----- Exercise material

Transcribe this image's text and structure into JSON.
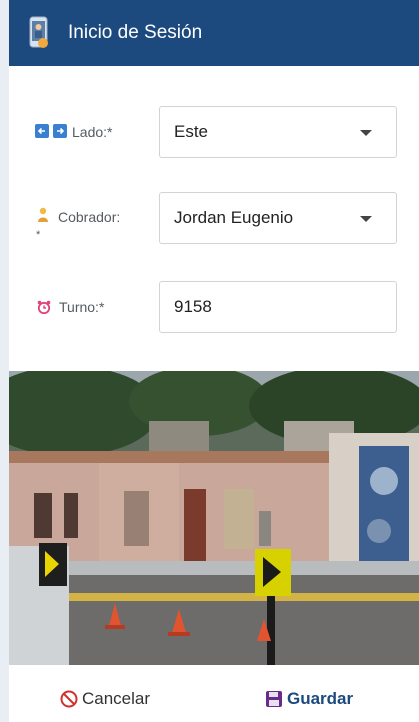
{
  "header": {
    "title": "Inicio de Sesión"
  },
  "form": {
    "lado": {
      "label": "Lado:*",
      "value": "Este"
    },
    "cobrador": {
      "label": "Cobrador:",
      "asterisk": "*",
      "value": "Jordan Eugenio"
    },
    "turno": {
      "label": "Turno:*",
      "value": "9158"
    }
  },
  "footer": {
    "cancel_label": "Cancelar",
    "save_label": "Guardar"
  },
  "colors": {
    "header_bg": "#1c4a7e",
    "cancel_icon": "#d0312d",
    "save_icon": "#6a2c8a"
  },
  "icons": [
    "phone-user-icon",
    "arrow-left-icon",
    "arrow-right-icon",
    "person-icon",
    "alarm-clock-icon",
    "cancel-icon",
    "floppy-disk-icon",
    "chevron-down-icon"
  ]
}
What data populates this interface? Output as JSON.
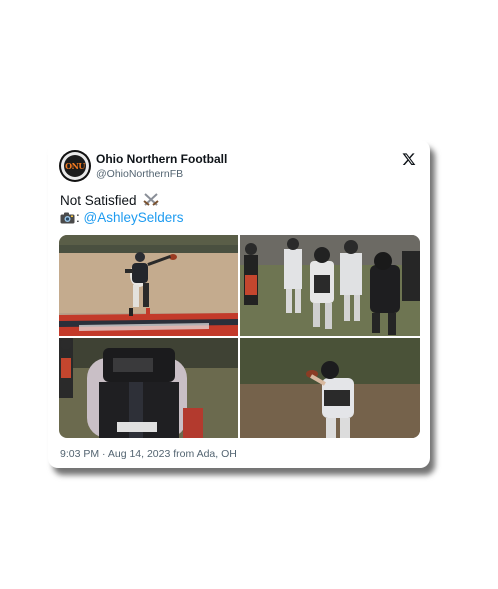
{
  "tweet": {
    "display_name": "Ohio Northern Football",
    "handle": "@OhioNorthernFB",
    "text_line1": "Not Satisfied",
    "text_line2_prefix": ":",
    "mention": "@AshleySelders",
    "timestamp": "9:03 PM · Aug 14, 2023 from Ada, OH",
    "avatar_text": "ONU",
    "photo_captions": [
      "",
      "",
      "",
      ""
    ]
  },
  "icons": {
    "platform": "x-logo-icon",
    "emoji_1": "crossed-swords-icon",
    "emoji_2": "camera-icon"
  },
  "colors": {
    "link": "#1d9bf0",
    "text": "#0f1419",
    "muted": "#536471",
    "brand_orange": "#f47a20"
  }
}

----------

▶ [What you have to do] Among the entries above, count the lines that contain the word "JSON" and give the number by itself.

▶ [Task result] 2